Data records:
§ §

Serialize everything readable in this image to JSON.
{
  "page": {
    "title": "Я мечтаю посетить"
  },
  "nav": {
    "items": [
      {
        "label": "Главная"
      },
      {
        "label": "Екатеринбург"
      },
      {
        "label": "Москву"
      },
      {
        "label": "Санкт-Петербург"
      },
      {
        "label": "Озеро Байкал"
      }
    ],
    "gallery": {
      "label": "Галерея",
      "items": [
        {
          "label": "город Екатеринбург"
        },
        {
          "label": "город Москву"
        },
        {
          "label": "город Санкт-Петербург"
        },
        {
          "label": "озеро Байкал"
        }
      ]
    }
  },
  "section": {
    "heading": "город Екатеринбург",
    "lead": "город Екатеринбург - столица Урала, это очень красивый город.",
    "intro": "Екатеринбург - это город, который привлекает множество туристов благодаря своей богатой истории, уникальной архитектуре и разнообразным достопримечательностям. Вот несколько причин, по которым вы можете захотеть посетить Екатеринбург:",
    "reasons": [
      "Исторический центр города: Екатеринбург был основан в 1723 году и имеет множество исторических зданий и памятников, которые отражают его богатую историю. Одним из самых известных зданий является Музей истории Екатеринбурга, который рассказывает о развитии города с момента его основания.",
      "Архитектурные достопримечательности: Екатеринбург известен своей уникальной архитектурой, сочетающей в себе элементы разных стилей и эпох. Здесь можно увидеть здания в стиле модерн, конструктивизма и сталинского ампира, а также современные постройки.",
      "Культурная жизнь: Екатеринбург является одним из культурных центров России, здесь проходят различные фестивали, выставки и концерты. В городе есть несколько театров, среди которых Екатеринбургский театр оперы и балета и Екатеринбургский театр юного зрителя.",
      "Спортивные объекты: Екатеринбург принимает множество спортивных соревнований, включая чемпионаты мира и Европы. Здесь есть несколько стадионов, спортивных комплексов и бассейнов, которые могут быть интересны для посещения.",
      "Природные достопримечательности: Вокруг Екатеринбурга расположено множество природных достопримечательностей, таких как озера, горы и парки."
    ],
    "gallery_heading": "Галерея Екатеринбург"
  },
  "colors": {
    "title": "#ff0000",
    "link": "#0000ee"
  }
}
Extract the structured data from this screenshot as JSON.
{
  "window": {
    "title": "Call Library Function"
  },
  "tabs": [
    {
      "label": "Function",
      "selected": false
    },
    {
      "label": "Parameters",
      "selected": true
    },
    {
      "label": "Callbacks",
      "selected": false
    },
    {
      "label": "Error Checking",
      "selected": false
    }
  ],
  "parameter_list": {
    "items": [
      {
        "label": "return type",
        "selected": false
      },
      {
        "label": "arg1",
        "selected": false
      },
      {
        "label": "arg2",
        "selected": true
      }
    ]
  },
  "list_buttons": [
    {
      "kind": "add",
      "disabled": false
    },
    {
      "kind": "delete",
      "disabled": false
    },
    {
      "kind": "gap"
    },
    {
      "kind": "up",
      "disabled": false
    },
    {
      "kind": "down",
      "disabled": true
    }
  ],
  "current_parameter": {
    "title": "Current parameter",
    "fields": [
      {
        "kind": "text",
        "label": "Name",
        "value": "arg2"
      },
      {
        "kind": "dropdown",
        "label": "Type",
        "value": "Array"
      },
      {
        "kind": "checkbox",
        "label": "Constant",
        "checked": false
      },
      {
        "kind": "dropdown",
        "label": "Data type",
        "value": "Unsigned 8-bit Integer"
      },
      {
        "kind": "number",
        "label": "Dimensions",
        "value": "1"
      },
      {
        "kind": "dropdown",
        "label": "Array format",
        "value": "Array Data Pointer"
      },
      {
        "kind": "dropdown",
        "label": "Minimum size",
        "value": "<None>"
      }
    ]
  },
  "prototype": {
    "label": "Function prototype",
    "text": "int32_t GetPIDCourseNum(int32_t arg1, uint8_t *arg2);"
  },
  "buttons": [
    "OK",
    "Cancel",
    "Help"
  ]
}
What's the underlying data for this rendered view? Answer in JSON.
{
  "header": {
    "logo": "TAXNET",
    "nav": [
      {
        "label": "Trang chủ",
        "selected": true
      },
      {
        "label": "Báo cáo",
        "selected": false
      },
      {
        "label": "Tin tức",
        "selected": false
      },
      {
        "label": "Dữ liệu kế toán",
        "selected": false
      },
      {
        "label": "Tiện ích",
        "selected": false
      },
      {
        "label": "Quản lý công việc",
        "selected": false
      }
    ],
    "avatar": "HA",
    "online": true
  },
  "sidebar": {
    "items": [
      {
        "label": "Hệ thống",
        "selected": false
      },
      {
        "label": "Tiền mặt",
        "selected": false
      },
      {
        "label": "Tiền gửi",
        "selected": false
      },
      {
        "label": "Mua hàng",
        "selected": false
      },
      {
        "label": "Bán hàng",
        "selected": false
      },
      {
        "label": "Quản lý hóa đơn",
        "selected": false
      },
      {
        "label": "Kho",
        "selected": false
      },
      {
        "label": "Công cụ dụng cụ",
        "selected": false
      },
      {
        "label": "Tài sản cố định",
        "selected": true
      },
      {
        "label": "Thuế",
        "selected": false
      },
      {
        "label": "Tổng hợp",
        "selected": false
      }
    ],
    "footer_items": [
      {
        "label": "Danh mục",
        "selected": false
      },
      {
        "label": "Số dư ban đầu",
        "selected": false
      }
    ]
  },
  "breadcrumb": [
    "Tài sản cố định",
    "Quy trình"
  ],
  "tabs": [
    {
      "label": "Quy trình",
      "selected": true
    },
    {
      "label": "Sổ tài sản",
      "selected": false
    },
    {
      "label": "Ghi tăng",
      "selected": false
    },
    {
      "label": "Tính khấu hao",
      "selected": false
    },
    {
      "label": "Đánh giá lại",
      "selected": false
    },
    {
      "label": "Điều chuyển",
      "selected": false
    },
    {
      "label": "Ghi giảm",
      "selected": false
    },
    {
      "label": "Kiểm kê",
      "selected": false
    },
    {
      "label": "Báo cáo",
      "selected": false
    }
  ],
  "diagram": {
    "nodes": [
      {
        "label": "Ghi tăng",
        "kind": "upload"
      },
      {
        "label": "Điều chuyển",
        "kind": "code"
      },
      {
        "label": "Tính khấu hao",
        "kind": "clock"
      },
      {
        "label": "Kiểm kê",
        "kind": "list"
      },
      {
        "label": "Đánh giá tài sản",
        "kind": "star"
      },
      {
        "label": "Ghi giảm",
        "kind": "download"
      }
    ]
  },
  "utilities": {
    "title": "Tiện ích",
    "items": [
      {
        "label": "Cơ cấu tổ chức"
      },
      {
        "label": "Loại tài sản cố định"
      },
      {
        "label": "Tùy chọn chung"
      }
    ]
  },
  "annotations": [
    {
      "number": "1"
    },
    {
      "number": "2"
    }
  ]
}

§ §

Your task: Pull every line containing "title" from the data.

Output:
    "title": "Я мечтаю посетить"
    "title": "#ff0000",
    "title": "Call Library Function"
    "title": "Current parameter",
    "title": "Tiện ích",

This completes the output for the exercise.